The Krahn language is one of the Kru languages in the Niger–Congo language family. Although many Kru-speaking tribes have adopted English as their second language, recent studies have shown that Kru is still spoken by many Liberians. Within the Kru languages there are several subcategories, with Eastern and Western Kru offering the first significant division of tribal language breakdowns. Krahn falls under the Western Kru, Wee subgroup.[18][19]

Some scholars further denote a difference between Eastern and Western Krahn, with Eastern variations typically spoken in northeast Liberia and Western Krahn spoken throughout Grand Gedeh County and Ivory Coast. As of 1993, there were approximately 47,000 Eastern Krahn speakers within Liberia, with an additional 47,800 Western Krahn speakers in Liberia and 12,200 in Ivory Coast.[18][19]

See alsoEdit

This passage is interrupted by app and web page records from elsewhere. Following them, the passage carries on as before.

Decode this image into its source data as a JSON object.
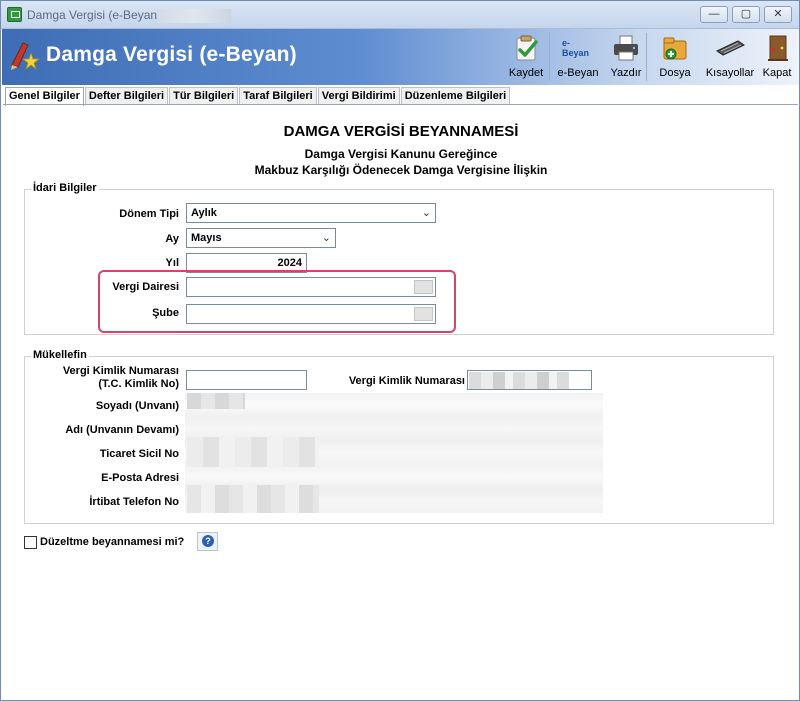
{
  "window": {
    "title": "Damga Vergisi (e-Beyan)",
    "controls": {
      "minimize": "—",
      "maximize": "▢",
      "close": "✕"
    }
  },
  "header": {
    "title": "Damga Vergisi (e-Beyan)",
    "accent_color": "#3f6db5"
  },
  "toolbar": {
    "items": [
      {
        "label": "Kaydet",
        "icon": "save-check-icon"
      },
      {
        "label": "e-Beyan",
        "icon": "e-beyan-icon"
      },
      {
        "label": "Yazdır",
        "icon": "printer-icon"
      },
      {
        "label": "Dosya",
        "icon": "file-icon"
      },
      {
        "label": "Kısayollar",
        "icon": "keyboard-icon"
      },
      {
        "label": "Kapat",
        "icon": "exit-door-icon"
      }
    ],
    "ebeyan_icon_text": "e-Beyan"
  },
  "tabs": [
    {
      "label": "Genel Bilgiler",
      "active": true
    },
    {
      "label": "Defter Bilgileri"
    },
    {
      "label": "Tür Bilgileri"
    },
    {
      "label": "Taraf Bilgileri"
    },
    {
      "label": "Vergi Bildirimi"
    },
    {
      "label": "Düzenleme Bilgileri"
    }
  ],
  "form": {
    "title": "DAMGA VERGİSİ BEYANNAMESİ",
    "subtitle1": "Damga Vergisi Kanunu Gereğince",
    "subtitle2": "Makbuz Karşılığı Ödenecek Damga Vergisine İlişkin"
  },
  "idari": {
    "group_label": "İdari Bilgiler",
    "donem_tipi_label": "Dönem Tipi",
    "donem_tipi_value": "Aylık",
    "ay_label": "Ay",
    "ay_value": "Mayıs",
    "yil_label": "Yıl",
    "yil_value": "2024",
    "vergi_dairesi_label": "Vergi Dairesi",
    "vergi_dairesi_value": "",
    "sube_label": "Şube",
    "sube_value": "",
    "highlight_color": "#d9426c"
  },
  "mukellef": {
    "group_label": "Mükellefin",
    "tc_label_line1": "Vergi Kimlik Numarası",
    "tc_label_line2": "(T.C. Kimlik No)",
    "tc_value": "",
    "vkn_label": "Vergi Kimlik Numarası",
    "soyadi_label": "Soyadı (Unvanı)",
    "adi_label": "Adı (Unvanın Devamı)",
    "ticaret_label": "Ticaret Sicil No",
    "eposta_label": "E-Posta Adresi",
    "telefon_label": "İrtibat Telefon No"
  },
  "duzeltme": {
    "label": "Düzeltme beyannamesi mi?",
    "checked": false
  }
}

  1. ^ Johnston, Harry Hamilton (1906), Kru Woman 2, retrieved 17 May 2012
  2. ^ a b Joshua Project (n.d.), Krahn, Western of Cote d'Ivoire, retrieved 16 May 2012
  3. ^ Library of Congress (2004), Krahn (African people), retrieved 16 May 2012

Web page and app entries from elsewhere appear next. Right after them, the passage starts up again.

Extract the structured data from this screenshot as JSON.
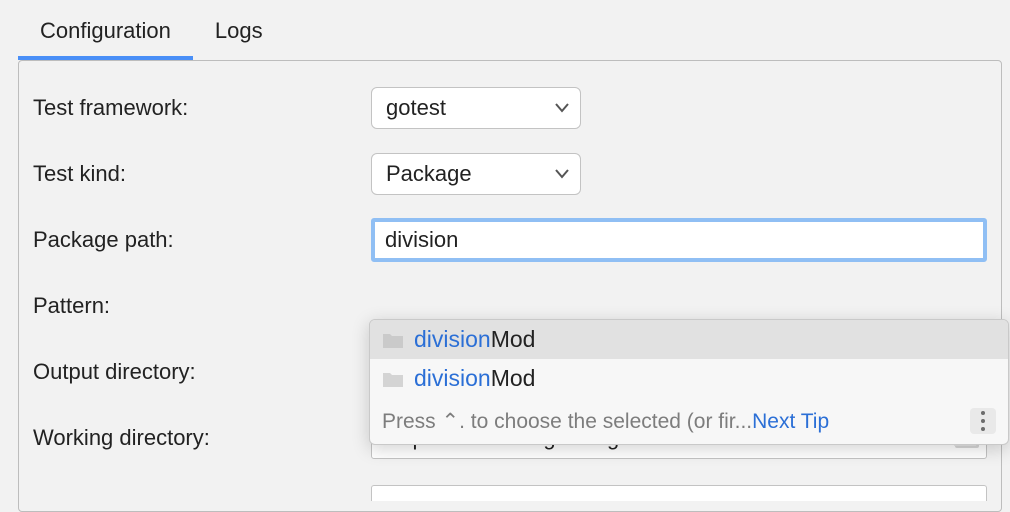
{
  "tabs": {
    "configuration": "Configuration",
    "logs": "Logs"
  },
  "labels": {
    "test_framework": "Test framework:",
    "test_kind": "Test kind:",
    "package_path": "Package path:",
    "pattern": "Pattern:",
    "output_directory": "Output directory:",
    "working_directory": "Working directory:"
  },
  "values": {
    "test_framework": "gotest",
    "test_kind": "Package",
    "package_path": "division",
    "working_directory": "amples/runDebugConfigurationsForTests"
  },
  "autocomplete": {
    "items": [
      {
        "match": "division",
        "rest": "Mod"
      },
      {
        "match": "division",
        "rest": "Mod"
      }
    ],
    "hint_prefix": "Press ",
    "hint_key": "⌃",
    "hint_suffix": ". to choose the selected (or fir...",
    "next_tip": "Next Tip"
  }
}
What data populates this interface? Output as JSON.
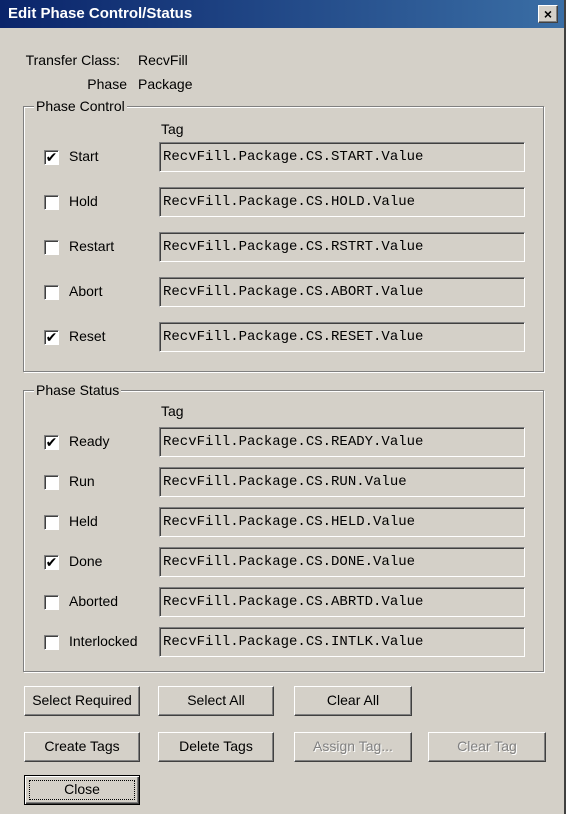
{
  "window": {
    "title": "Edit Phase Control/Status",
    "close_glyph": "×"
  },
  "info": {
    "transfer_class_label": "Transfer Class:",
    "transfer_class_value": "RecvFill",
    "phase_label": "Phase",
    "phase_value": "Package"
  },
  "phase_control": {
    "title": "Phase Control",
    "tag_header": "Tag",
    "rows": [
      {
        "label": "Start",
        "checked": true,
        "tag": "RecvFill.Package.CS.START.Value"
      },
      {
        "label": "Hold",
        "checked": false,
        "tag": "RecvFill.Package.CS.HOLD.Value"
      },
      {
        "label": "Restart",
        "checked": false,
        "tag": "RecvFill.Package.CS.RSTRT.Value"
      },
      {
        "label": "Abort",
        "checked": false,
        "tag": "RecvFill.Package.CS.ABORT.Value"
      },
      {
        "label": "Reset",
        "checked": true,
        "tag": "RecvFill.Package.CS.RESET.Value"
      }
    ]
  },
  "phase_status": {
    "title": "Phase Status",
    "tag_header": "Tag",
    "rows": [
      {
        "label": "Ready",
        "checked": true,
        "tag": "RecvFill.Package.CS.READY.Value"
      },
      {
        "label": "Run",
        "checked": false,
        "tag": "RecvFill.Package.CS.RUN.Value"
      },
      {
        "label": "Held",
        "checked": false,
        "tag": "RecvFill.Package.CS.HELD.Value"
      },
      {
        "label": "Done",
        "checked": true,
        "tag": "RecvFill.Package.CS.DONE.Value"
      },
      {
        "label": "Aborted",
        "checked": false,
        "tag": "RecvFill.Package.CS.ABRTD.Value"
      },
      {
        "label": "Interlocked",
        "checked": false,
        "tag": "RecvFill.Package.CS.INTLK.Value"
      }
    ]
  },
  "buttons": {
    "select_required": "Select Required",
    "select_all": "Select All",
    "clear_all": "Clear All",
    "create_tags": "Create Tags",
    "delete_tags": "Delete Tags",
    "assign_tag": "Assign Tag...",
    "clear_tag": "Clear Tag",
    "close": "Close"
  },
  "checkmark_glyph": "✔"
}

  4. ^ Holsoe, Svend E.; Lauer, Joseph J. (Apr 1976). "Who Are the Kran/Guere and the Gio/Yacouba? Ethnic Identifications along the Liberia-Ivory Coast Border". African Studies Review. African Studies Association. 19 (1): 139–149. doi:10.2307/523856. JSTOR 523856.
  5. ^ a b c d e f g Minority Rights Group International (2005), Liberia Overview, archived from the original on 3 June 2012, retrieved 17 May 2012
  6. ^ a b van der Kraaij, Fred P.M. (1983), The Open Door Policy of Liberia – An Economic History of Modern Liberia, Bremen: Im Selbstverlag des Museums, pp. 1–5
  7. ^ Johnston, Harry H. (1906), Liberia, New York: Dodd, Mead, & Company, p. 110
  8. ^ a b c d Mackinlay, John; Alao, Abiodun (1995). "Liberia 1994: ECOMOG and UNOMIL Response to a Complex Emergency". Occasional Paper Series 2. Tokyo, Japan: United Nations University. Retrieved 17 May 2012.
  9. ^ Onishi, Norimitsu (7 December 2000). "In Ruined Liberia, Its Despoiler Sits Pretty". The New York Times.
  10. ^ Dwyer 2015, pp. 112–114.
  11. ^ Lidow 2016, p. 108.
  12. ^ Lewis, Paul M. (Ed.) (2009), 2009. Ethnologue: Languages of the World (16th ed.), Dallas, TX: SIL International, retrieved 16 May 2012CS1 maint: extra text: authors list (link)
  13. ^ a b c d e University of Iowa (1998), We Information, archived from the original on 11 April 2012, retrieved 17 May 2012
  14. ^ The Indianapolis Museum of Art (2012), Face Mask, retrieved 11 May 2012
  15. ^ Michael C. Carlos Museum of Emory University (n.d.), Bush Cow Mask, retrieved 16 May 2012
  16. ^ National Museum of African Art (2008), Krahn Mask, retrieved 17 May 2012
  17. ^ Curnow, K. (n.d.), African Art, retrieved 17 May 2012
  18. ^ a b Grimes, Barbara F. (1996). Ethnologue (13th ed.). Summer Institute of Linguistics, Inc. Retrieved 17 May 2012.
  19. ^ a b Olukoju, Ayodeji (2006). Culture and Customs of Liberia. Westport, CT: Greenwood Press. ISBN 9780313332913. Retrieved 17 May 2012.